--- START ---

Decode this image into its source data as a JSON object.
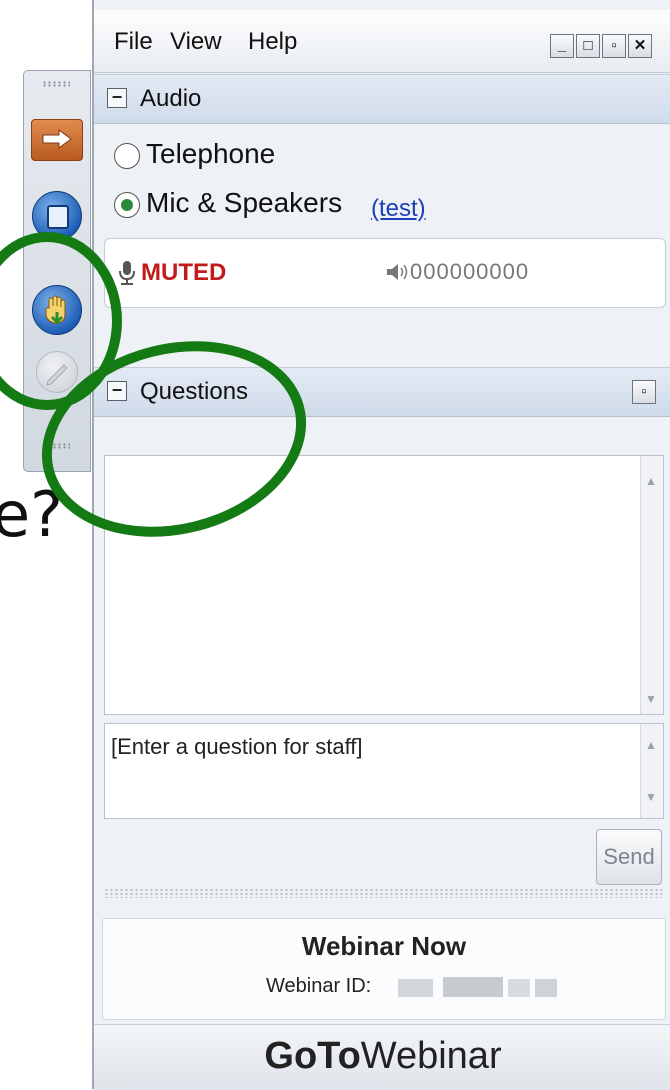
{
  "menu": {
    "items": [
      "File",
      "View",
      "Help"
    ]
  },
  "window_controls": [
    "minimize-icon",
    "maximize-icon",
    "restore-icon",
    "close-icon"
  ],
  "audio": {
    "title": "Audio",
    "options": [
      {
        "label": "Telephone",
        "checked": false
      },
      {
        "label": "Mic & Speakers",
        "checked": true
      }
    ],
    "test_link": "(test)",
    "status": "MUTED",
    "level": "000000000"
  },
  "questions": {
    "title": "Questions",
    "input_placeholder": "[Enter a question for staff]",
    "send_label": "Send"
  },
  "info": {
    "webinar_title": "Webinar Now",
    "webinar_id_label": "Webinar ID:"
  },
  "footer": {
    "logo_bold": "GoTo",
    "logo_regular": "Webinar"
  },
  "overlay": {
    "text": "e?"
  },
  "colors": {
    "accent_green": "#147a14",
    "muted_red": "#c21b1b",
    "link_blue": "#1a3fb8"
  },
  "icons": [
    "arrow-icon",
    "screen-icon",
    "raise-hand-icon",
    "pencil-icon",
    "mic-icon",
    "speaker-icon"
  ]
}
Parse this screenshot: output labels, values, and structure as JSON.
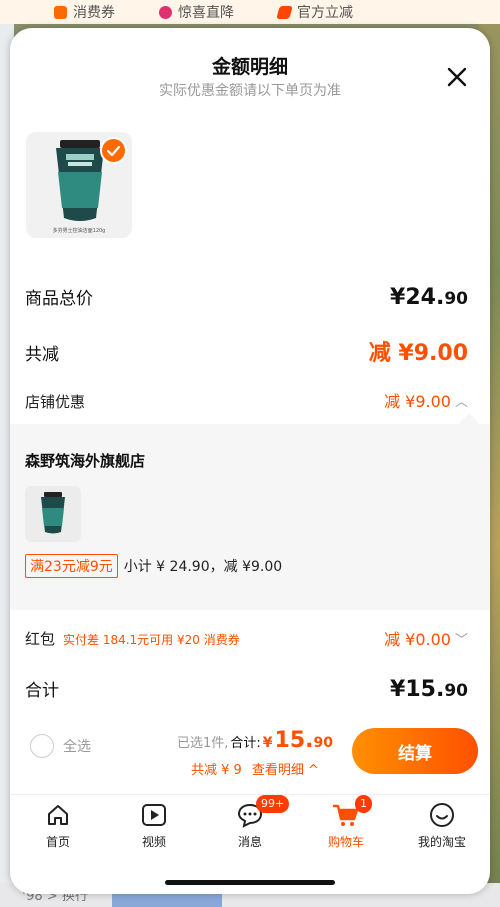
{
  "background": {
    "top_strip": [
      {
        "icon": "coupon-icon",
        "label": "消费券",
        "color": "#ff6a00"
      },
      {
        "icon": "drop-icon",
        "label": "惊喜直降",
        "color": "#e0306f"
      },
      {
        "icon": "bolt-icon",
        "label": "官方立减",
        "color": "#ff4500"
      }
    ],
    "bottom_peek_text": "ʻ98ʻ> 换行"
  },
  "header": {
    "title": "金额明细",
    "subtitle": "实际优惠金额请以下单页为准"
  },
  "product": {
    "caption": "多芬男士控油洁面120g",
    "selected": true
  },
  "summary": {
    "total_label": "商品总价",
    "total_value": "¥24.",
    "total_decimal": "90",
    "discount_label": "共减",
    "discount_value": "减 ¥9.00",
    "shop_discount_label": "店铺优惠",
    "shop_discount_value": "减 ¥9.00"
  },
  "shop": {
    "name": "森野筑海外旗舰店",
    "promo_tag": "满23元减9元",
    "promo_detail": "小计 ¥ 24.90，减 ¥9.00"
  },
  "red_packet": {
    "label": "红包",
    "note": "实付差 184.1元可用 ¥20 消费券",
    "value": "减 ¥0.00"
  },
  "grand_total": {
    "label": "合计",
    "value": "¥15.",
    "decimal": "90"
  },
  "checkout": {
    "select_all": "全选",
    "selected_count": "已选1件,",
    "heji": "合计:",
    "yen": "¥",
    "amount": "15.",
    "amount_decimal": "90",
    "total_discount": "共减 ¥ 9",
    "view_detail": "查看明细 ^",
    "pay_button": "结算"
  },
  "tabbar": [
    {
      "icon": "home-icon",
      "label": "首页"
    },
    {
      "icon": "video-icon",
      "label": "视频"
    },
    {
      "icon": "message-icon",
      "label": "消息",
      "badge": "99+"
    },
    {
      "icon": "cart-icon",
      "label": "购物车",
      "badge": "1",
      "active": true
    },
    {
      "icon": "profile-icon",
      "label": "我的淘宝"
    }
  ],
  "colors": {
    "accent": "#ff5000",
    "accent_light": "#ff9000",
    "text": "#111111",
    "muted": "#999999"
  }
}
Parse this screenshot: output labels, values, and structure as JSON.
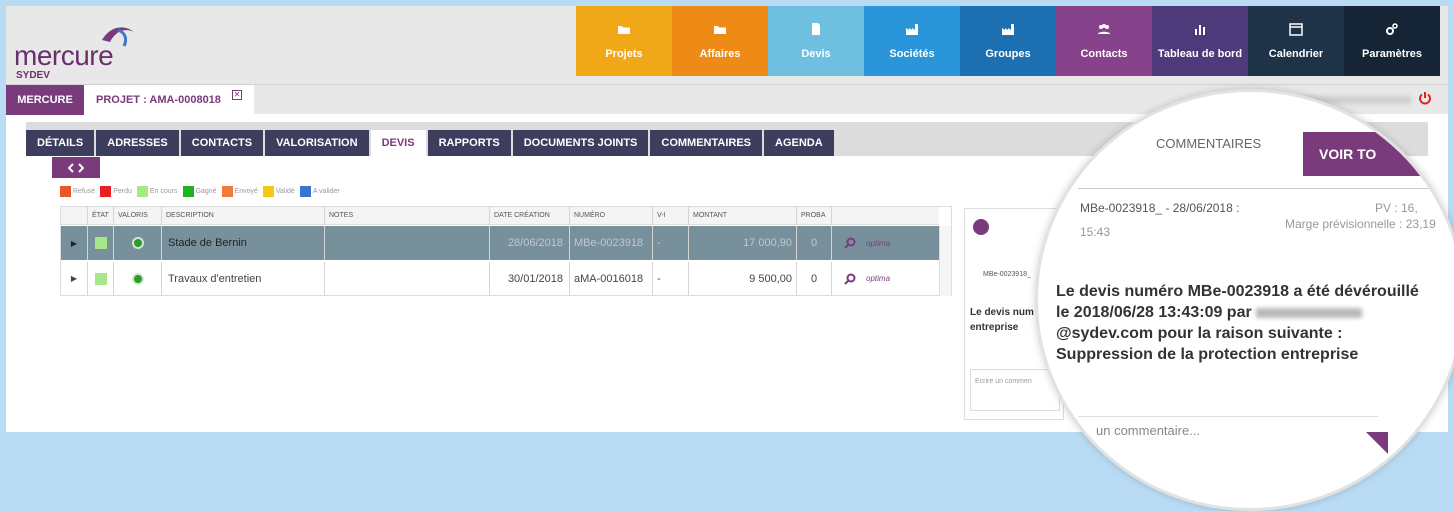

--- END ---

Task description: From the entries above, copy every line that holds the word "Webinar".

Solution:
    "webinar_title": "Webinar Now",
    "webinar_id_label": "Webinar ID:"
    "logo_regular": "Webinar"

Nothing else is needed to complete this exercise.